If there's one thing we humans like to do, it's label ourselves and one another. Sometimes those labels are quite obviously laudatory ("The Greatest Generation"). Sometimes they're pitying ("The Lost Generation"). Sometimes they're rightly withering ("The Me Generation"). And sometimes, considered in the moment, they're simply accurate.
In June 1954, LIFE magazine published an article titled "The Luckiest Generation" that, revisited 60 years later, feels like a near-perfect snapshot of a certain segment of American society at a singular moment in the nation's history.
We'll let LIFE set the scene:

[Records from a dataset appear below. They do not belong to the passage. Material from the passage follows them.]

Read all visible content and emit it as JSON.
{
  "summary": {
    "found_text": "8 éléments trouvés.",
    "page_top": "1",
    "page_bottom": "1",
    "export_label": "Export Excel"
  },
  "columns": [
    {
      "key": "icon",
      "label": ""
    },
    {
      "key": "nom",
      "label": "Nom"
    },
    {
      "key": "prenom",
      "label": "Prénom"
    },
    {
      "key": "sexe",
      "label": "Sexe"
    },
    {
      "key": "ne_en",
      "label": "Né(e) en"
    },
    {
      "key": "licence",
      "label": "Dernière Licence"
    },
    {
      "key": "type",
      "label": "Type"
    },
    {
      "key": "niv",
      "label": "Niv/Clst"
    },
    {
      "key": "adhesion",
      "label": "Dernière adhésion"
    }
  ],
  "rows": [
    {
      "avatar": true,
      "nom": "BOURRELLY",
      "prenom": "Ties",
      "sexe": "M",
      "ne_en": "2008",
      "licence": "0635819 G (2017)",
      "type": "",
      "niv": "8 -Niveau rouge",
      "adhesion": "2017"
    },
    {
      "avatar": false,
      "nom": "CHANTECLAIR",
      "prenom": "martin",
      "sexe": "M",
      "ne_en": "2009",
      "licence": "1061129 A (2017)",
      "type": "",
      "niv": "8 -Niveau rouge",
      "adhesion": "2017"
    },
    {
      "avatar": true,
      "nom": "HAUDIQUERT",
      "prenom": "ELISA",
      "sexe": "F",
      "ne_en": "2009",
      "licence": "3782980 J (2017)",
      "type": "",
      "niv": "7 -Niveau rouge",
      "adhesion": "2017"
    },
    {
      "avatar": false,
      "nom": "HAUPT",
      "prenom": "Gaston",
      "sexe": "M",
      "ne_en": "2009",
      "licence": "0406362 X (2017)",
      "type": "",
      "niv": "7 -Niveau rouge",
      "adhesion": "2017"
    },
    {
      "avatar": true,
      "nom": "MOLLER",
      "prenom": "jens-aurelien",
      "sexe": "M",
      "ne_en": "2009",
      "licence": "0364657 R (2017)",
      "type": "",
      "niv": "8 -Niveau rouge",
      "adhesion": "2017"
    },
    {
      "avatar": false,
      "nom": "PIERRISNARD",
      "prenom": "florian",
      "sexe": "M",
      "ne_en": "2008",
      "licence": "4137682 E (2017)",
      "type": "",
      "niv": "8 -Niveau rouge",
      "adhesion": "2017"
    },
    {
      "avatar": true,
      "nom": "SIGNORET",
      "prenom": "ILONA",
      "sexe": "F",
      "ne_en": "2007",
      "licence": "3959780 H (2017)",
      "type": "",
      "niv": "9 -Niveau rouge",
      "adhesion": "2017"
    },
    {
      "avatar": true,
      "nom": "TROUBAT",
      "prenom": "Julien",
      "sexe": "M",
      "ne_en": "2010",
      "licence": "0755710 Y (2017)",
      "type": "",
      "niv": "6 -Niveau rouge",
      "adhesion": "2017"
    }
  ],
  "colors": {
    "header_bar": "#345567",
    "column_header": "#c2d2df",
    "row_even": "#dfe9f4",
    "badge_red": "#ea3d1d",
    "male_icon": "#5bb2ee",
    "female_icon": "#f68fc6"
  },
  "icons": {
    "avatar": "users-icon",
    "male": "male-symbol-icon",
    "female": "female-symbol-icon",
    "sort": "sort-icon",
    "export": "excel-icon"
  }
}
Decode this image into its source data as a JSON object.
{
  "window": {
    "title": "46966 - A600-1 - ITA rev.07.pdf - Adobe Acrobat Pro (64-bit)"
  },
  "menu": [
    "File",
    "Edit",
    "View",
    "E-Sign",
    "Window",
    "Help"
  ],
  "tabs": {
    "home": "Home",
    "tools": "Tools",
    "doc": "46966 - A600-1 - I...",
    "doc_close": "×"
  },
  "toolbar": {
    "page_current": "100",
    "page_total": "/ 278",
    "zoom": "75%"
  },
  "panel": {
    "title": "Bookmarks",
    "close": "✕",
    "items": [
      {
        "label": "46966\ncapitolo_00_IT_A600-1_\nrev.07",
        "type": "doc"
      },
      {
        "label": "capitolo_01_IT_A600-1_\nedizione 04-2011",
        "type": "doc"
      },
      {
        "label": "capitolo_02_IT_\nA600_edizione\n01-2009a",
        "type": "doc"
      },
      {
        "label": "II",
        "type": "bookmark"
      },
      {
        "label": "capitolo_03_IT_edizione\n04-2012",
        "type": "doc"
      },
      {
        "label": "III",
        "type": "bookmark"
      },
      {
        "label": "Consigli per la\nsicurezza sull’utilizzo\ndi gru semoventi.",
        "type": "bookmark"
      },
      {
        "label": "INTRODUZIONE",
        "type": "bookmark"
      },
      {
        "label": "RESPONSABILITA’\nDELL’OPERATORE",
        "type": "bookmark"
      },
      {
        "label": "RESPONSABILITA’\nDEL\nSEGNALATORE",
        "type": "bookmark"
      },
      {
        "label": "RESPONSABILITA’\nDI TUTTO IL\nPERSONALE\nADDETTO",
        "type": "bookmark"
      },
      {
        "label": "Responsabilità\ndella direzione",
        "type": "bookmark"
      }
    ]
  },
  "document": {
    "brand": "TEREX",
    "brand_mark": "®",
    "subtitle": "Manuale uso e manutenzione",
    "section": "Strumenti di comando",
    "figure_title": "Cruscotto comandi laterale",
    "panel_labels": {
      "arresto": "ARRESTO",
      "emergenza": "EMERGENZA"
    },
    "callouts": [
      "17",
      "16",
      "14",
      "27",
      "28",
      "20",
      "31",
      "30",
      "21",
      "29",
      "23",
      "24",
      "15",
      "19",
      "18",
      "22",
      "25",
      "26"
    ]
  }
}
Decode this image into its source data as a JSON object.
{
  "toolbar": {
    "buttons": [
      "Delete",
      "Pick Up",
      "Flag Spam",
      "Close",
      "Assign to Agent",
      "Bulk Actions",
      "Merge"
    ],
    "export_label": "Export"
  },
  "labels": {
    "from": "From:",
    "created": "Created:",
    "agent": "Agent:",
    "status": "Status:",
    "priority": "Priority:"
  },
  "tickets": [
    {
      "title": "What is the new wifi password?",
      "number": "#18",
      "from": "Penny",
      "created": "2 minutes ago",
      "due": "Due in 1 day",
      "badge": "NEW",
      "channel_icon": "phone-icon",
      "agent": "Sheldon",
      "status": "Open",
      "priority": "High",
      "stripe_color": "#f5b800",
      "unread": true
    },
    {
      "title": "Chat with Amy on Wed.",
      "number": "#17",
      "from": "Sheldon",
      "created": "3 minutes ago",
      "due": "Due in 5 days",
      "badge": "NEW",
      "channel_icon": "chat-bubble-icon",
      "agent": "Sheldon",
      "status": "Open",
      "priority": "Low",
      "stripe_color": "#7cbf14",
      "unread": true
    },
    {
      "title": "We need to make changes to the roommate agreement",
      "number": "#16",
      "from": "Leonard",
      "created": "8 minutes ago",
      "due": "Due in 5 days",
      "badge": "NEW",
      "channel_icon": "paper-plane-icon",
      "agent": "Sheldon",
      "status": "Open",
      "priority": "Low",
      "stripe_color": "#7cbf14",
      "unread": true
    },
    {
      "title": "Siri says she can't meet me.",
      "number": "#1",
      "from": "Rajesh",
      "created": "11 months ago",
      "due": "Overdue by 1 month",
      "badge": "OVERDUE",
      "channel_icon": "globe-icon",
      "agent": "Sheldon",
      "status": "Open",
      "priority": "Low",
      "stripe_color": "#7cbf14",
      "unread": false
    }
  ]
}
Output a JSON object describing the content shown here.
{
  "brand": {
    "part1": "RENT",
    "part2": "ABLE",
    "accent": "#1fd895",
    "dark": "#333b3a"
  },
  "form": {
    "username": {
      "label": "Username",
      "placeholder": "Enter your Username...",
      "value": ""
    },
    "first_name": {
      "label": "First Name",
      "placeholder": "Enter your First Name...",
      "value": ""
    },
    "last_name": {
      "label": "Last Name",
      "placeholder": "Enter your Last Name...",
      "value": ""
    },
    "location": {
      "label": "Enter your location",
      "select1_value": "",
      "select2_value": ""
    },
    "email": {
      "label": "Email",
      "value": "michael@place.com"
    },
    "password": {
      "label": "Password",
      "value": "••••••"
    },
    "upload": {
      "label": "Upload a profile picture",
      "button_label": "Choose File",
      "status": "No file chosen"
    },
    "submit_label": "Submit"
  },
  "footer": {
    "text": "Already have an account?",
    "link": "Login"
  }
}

The morning traffic and parking problems [LIFE wrote] became so critical at the Carlsbad, N.M., high school that school authorities in 1953 were finally forced to a solution: they set aside a special parking area for students only. In Carlsbad, as everywhere else, teenagers are not only driving new cars to school but in many cases are buying them out of their own earnings. These are the children who at birth were called "Depression babies." They have grown up to become, materially at least, America's luckiest generation.
Young people 16 to 20 are the beneficiaries of the very economic collapse that brought chaos almost a generation ago. The Depression tumbled the nation's birth rate to an all-time low in 1933, and today's teenage group is proportionately a smaller part of the total population than in more than 70 years. Since there are fewer of them, each--in the most prosperous time in U.S. history--gets a bigger piece of the nation's economic pie than any previous generation ever got. This means they can almost have their pick of the jobs that are around. . . . To them working has a double attraction: the pay is good and, since their parents are earning more too, they are often able to keep the money for themselves.
"In aura of fun and well-being, students dance in gym of Carlsbad's high school at weekly 'Sock Hop' to music of a 12-piece student band."
A few things to point out here. First, and most obvious, is the racial makeup of the teens that LIFE focused on: unless I've missed them, there's not a single person of color in the gallery on LIFE.com.
Second, the nature of the boon--of the unprecedented good fortune--these kids enjoyed is not that every possible creature comfort was handed to them. Instead, it's that they had the opportunity to work at virtually any job they chose, and they were able to keep the money they earned.
Compared to countless generations of youth who came before and after them, all over the world, white working- and middle-class teens in 1950s America were, for the most part, incredibly lucky. But unlike the entitled creatures that most of us would count as the "luckiest" (and the most obnoxious) among us today, the teens profiled in LIFE in 1954 don't look or feel especially coddled.
They look secure. They look confident. They look, in some elemental way, independent. They're learning, day by day, what it means and what it takes to make one's way in the world.
In that sense, maybe they were the luckiest generation, after all.
"Bookkeeper Rada Alexander, 19, gets $200 a month in auto firm job she got after graduation."